» WHAT THE EXERCISE ASKS: Repeat the records exactly, with one exception: no images.

[Excerpts from an interface dataset]

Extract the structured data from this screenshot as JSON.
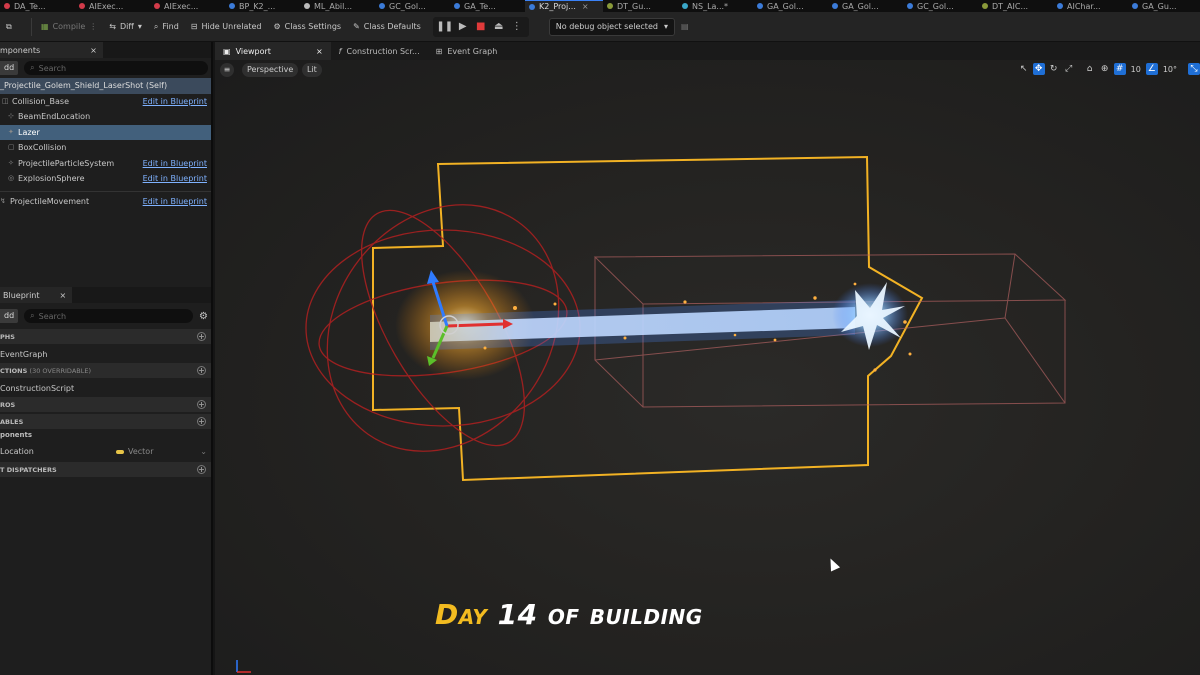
{
  "document_tabs": [
    {
      "label": "DA_Te...",
      "color": "#d23b4a",
      "active": false
    },
    {
      "label": "AIExec...",
      "color": "#d23b4a",
      "active": false
    },
    {
      "label": "AIExec...",
      "color": "#d23b4a",
      "active": false
    },
    {
      "label": "BP_K2_...",
      "color": "#3b7bd8",
      "active": false
    },
    {
      "label": "ML_Abil...",
      "color": "#bbbbbb",
      "active": false
    },
    {
      "label": "GC_Gol...",
      "color": "#3b7bd8",
      "active": false
    },
    {
      "label": "GA_Te...",
      "color": "#3b7bd8",
      "active": false
    },
    {
      "label": "K2_Proj...",
      "color": "#3b7bd8",
      "active": true
    },
    {
      "label": "DT_Gu...",
      "color": "#8a9a3a",
      "active": false
    },
    {
      "label": "NS_La...*",
      "color": "#3aa7c8",
      "active": false
    },
    {
      "label": "GA_Gol...",
      "color": "#3b7bd8",
      "active": false
    },
    {
      "label": "GA_Gol...",
      "color": "#3b7bd8",
      "active": false
    },
    {
      "label": "GC_Gol...",
      "color": "#3b7bd8",
      "active": false
    },
    {
      "label": "DT_AIC...",
      "color": "#8a9a3a",
      "active": false
    },
    {
      "label": "AIChar...",
      "color": "#3b7bd8",
      "active": false
    },
    {
      "label": "GA_Gu...",
      "color": "#3b7bd8",
      "active": false
    }
  ],
  "toolbar": {
    "compile": "Compile",
    "diff": "Diff",
    "find": "Find",
    "hide_unrelated": "Hide Unrelated",
    "class_settings": "Class Settings",
    "class_defaults": "Class Defaults",
    "debug_object": "No debug object selected"
  },
  "components_panel": {
    "tab_label": "mponents",
    "add_label": "dd",
    "search_placeholder": "Search",
    "self_label": "_Projectile_Golem_Shield_LaserShot (Self)",
    "items": [
      {
        "name": "Collision_Base",
        "edit": "Edit in Blueprint",
        "selected": false
      },
      {
        "name": "BeamEndLocation",
        "edit": "",
        "selected": false
      },
      {
        "name": "Lazer",
        "edit": "",
        "selected": true
      },
      {
        "name": "BoxCollision",
        "edit": "",
        "selected": false
      },
      {
        "name": "ProjectileParticleSystem",
        "edit": "Edit in Blueprint",
        "selected": false
      },
      {
        "name": "ExplosionSphere",
        "edit": "Edit in Blueprint",
        "selected": false
      }
    ],
    "movement": {
      "name": "ProjectileMovement",
      "edit": "Edit in Blueprint"
    }
  },
  "blueprint_panel": {
    "tab_label": "Blueprint",
    "add_label": "dd",
    "search_placeholder": "Search",
    "graphs_header": "PHS",
    "graph_item": "EventGraph",
    "functions_header": "CTIONS",
    "functions_sub": "(30 OVERRIDABLE)",
    "function_item": "ConstructionScript",
    "macros_header": "ROS",
    "variables_header": "ABLES",
    "components_sub": "ponents",
    "variable_name": "Location",
    "variable_type": "Vector",
    "dispatchers_header": "T DISPATCHERS"
  },
  "viewport_tabs": [
    "Viewport",
    "Construction Scr...",
    "Event Graph"
  ],
  "viewport": {
    "perspective": "Perspective",
    "lit": "Lit",
    "grid_snap": "10",
    "rot_snap": "10°"
  },
  "caption": {
    "day": "Day",
    "rest": "14 of building"
  }
}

» FINISHED TASK:
Extract the structured data from this screenshot as JSON.
{
  "document_tabs": [
    {
      "label": "DA_Te...",
      "color": "#d23b4a",
      "active": false
    },
    {
      "label": "AIExec...",
      "color": "#d23b4a",
      "active": false
    },
    {
      "label": "AIExec...",
      "color": "#d23b4a",
      "active": false
    },
    {
      "label": "BP_K2_...",
      "color": "#3b7bd8",
      "active": false
    },
    {
      "label": "ML_Abil...",
      "color": "#bbbbbb",
      "active": false
    },
    {
      "label": "GC_Gol...",
      "color": "#3b7bd8",
      "active": false
    },
    {
      "label": "GA_Te...",
      "color": "#3b7bd8",
      "active": false
    },
    {
      "label": "K2_Proj...",
      "color": "#3b7bd8",
      "active": true
    },
    {
      "label": "DT_Gu...",
      "color": "#8a9a3a",
      "active": false
    },
    {
      "label": "NS_La...*",
      "color": "#3aa7c8",
      "active": false
    },
    {
      "label": "GA_Gol...",
      "color": "#3b7bd8",
      "active": false
    },
    {
      "label": "GA_Gol...",
      "color": "#3b7bd8",
      "active": false
    },
    {
      "label": "GC_Gol...",
      "color": "#3b7bd8",
      "active": false
    },
    {
      "label": "DT_AIC...",
      "color": "#8a9a3a",
      "active": false
    },
    {
      "label": "AIChar...",
      "color": "#3b7bd8",
      "active": false
    },
    {
      "label": "GA_Gu...",
      "color": "#3b7bd8",
      "active": false
    }
  ],
  "toolbar": {
    "compile": "Compile",
    "diff": "Diff",
    "find": "Find",
    "hide_unrelated": "Hide Unrelated",
    "class_settings": "Class Settings",
    "class_defaults": "Class Defaults",
    "debug_object": "No debug object selected"
  },
  "components_panel": {
    "tab_label": "mponents",
    "add_label": "dd",
    "search_placeholder": "Search",
    "self_label": "_Projectile_Golem_Shield_LaserShot (Self)",
    "items": [
      {
        "name": "Collision_Base",
        "edit": "Edit in Blueprint",
        "selected": false
      },
      {
        "name": "BeamEndLocation",
        "edit": "",
        "selected": false
      },
      {
        "name": "Lazer",
        "edit": "",
        "selected": true
      },
      {
        "name": "BoxCollision",
        "edit": "",
        "selected": false
      },
      {
        "name": "ProjectileParticleSystem",
        "edit": "Edit in Blueprint",
        "selected": false
      },
      {
        "name": "ExplosionSphere",
        "edit": "Edit in Blueprint",
        "selected": false
      }
    ],
    "movement": {
      "name": "ProjectileMovement",
      "edit": "Edit in Blueprint"
    }
  },
  "blueprint_panel": {
    "tab_label": "Blueprint",
    "add_label": "dd",
    "search_placeholder": "Search",
    "graphs_header": "PHS",
    "graph_item": "EventGraph",
    "functions_header": "CTIONS",
    "functions_sub": "(30 OVERRIDABLE)",
    "function_item": "ConstructionScript",
    "macros_header": "ROS",
    "variables_header": "ABLES",
    "components_sub": "ponents",
    "variable_name": "Location",
    "variable_type": "Vector",
    "dispatchers_header": "T DISPATCHERS"
  },
  "viewport_tabs": [
    "Viewport",
    "Construction Scr...",
    "Event Graph"
  ],
  "viewport": {
    "perspective": "Perspective",
    "lit": "Lit",
    "grid_snap": "10",
    "rot_snap": "10°"
  },
  "caption": {
    "day": "Day",
    "rest": "14 of building"
  }
}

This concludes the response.